The hill on which the Cité Médiévale stands has been fortified many times over the centuries – by Gauls, Romans, Visigoths, Moors, Franks and Cathars, to name a few. Following the annexation of Roussillon by France in 1659, the castle’s usefulness as a frontier fortress declined and it slowly crumbled into disrepair. It was saved from destruction by Viollet-le-Duc, who left his mark on many of France’s medieval landmarks, including Notre Dame in Paris and Vézelay in Burgundy.
The castle is laid out in a concentric pattern, with the double wall and defensive towers designed to resist attack from siege engines. A drawbridge can still be seen in the main gate of Porte Narbonnaise, which leads into the citadel’s interior, a maze of cobbled lanes and courtyards, now mostly lined by shops and restaurants. The castle’s second gate, Porte d'Aude, was partly destroyed in 1816 and no longer has its drawbridge.
In between the walls, an interior space known as Les Lices runs for just over 1km around the castle. Though designed as a defensive space to delay would-be attackers, during the medieval era the city’s poorest residents would have built a shanty town of houses and workshops here, which were cleared out during Viollet-le-Duc’s restorations.
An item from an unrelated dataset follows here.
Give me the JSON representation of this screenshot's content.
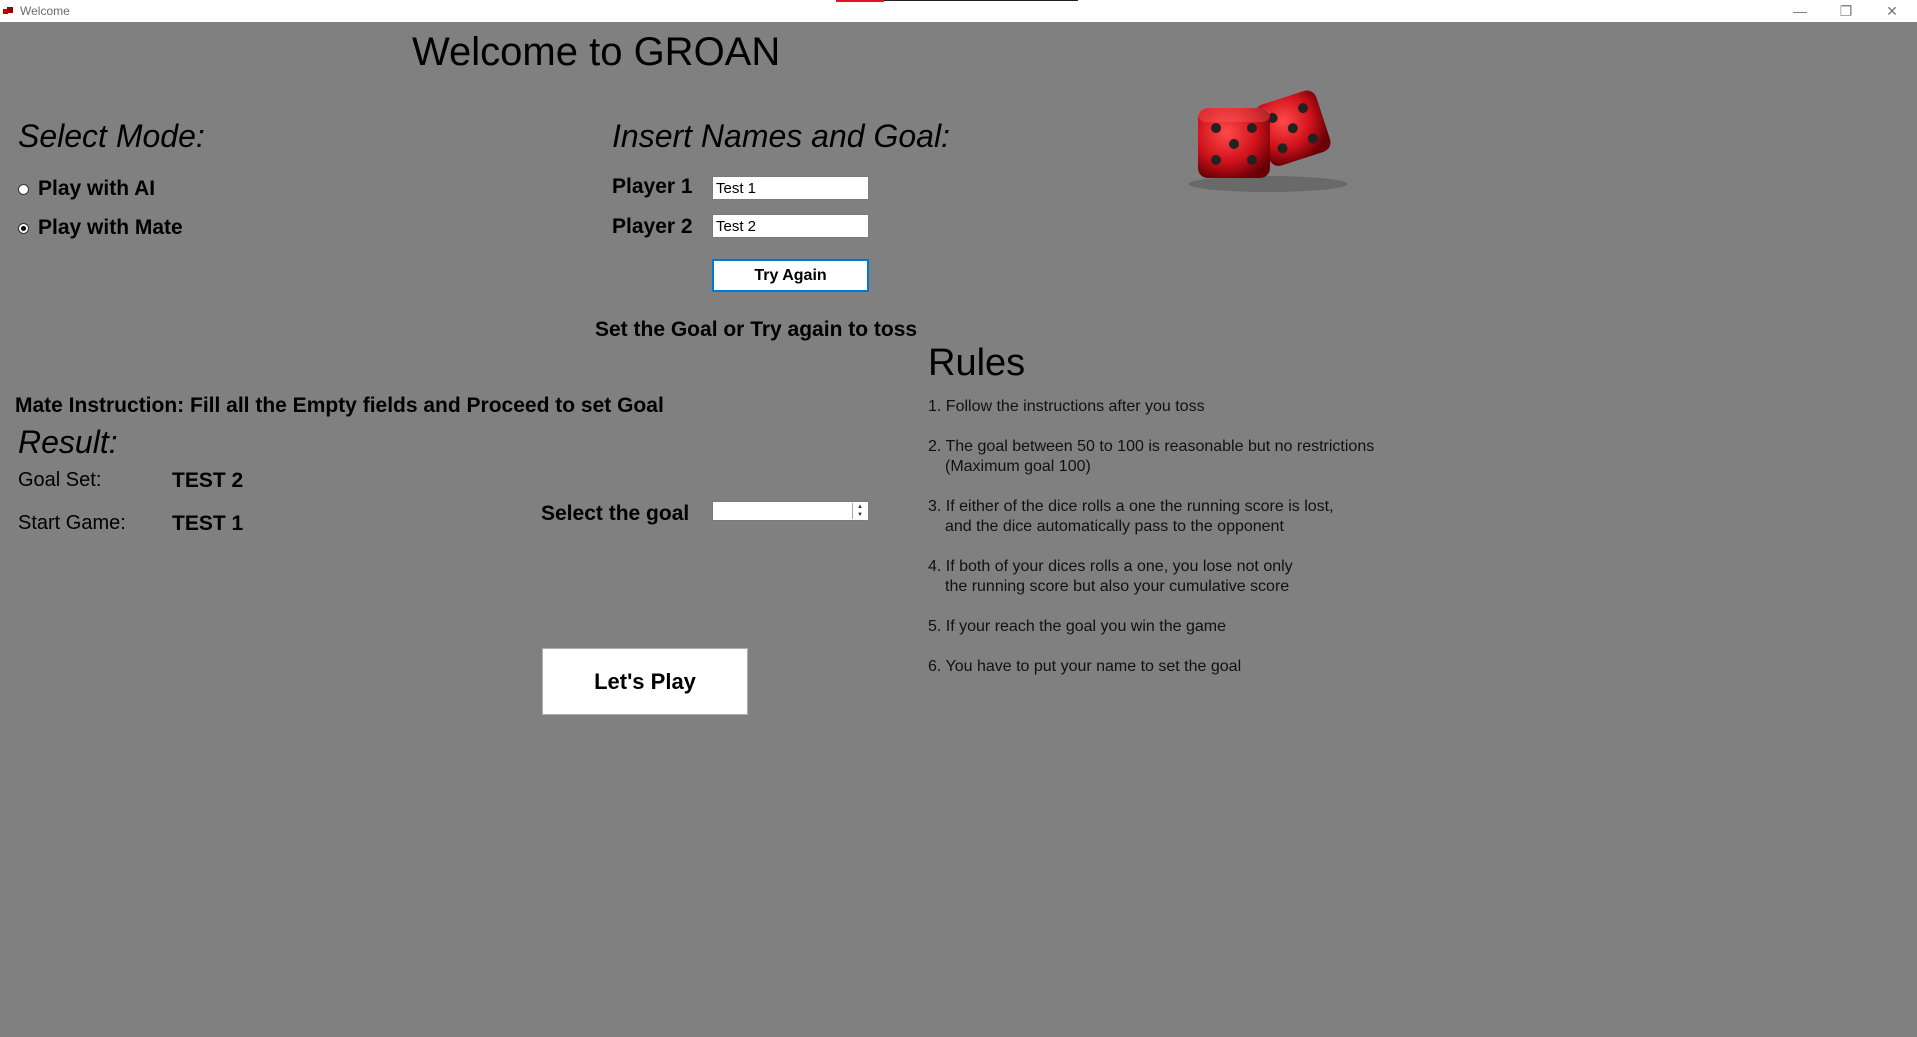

It’s now the best place to escape the crowds and properly appreciate the castle’s martial architecture.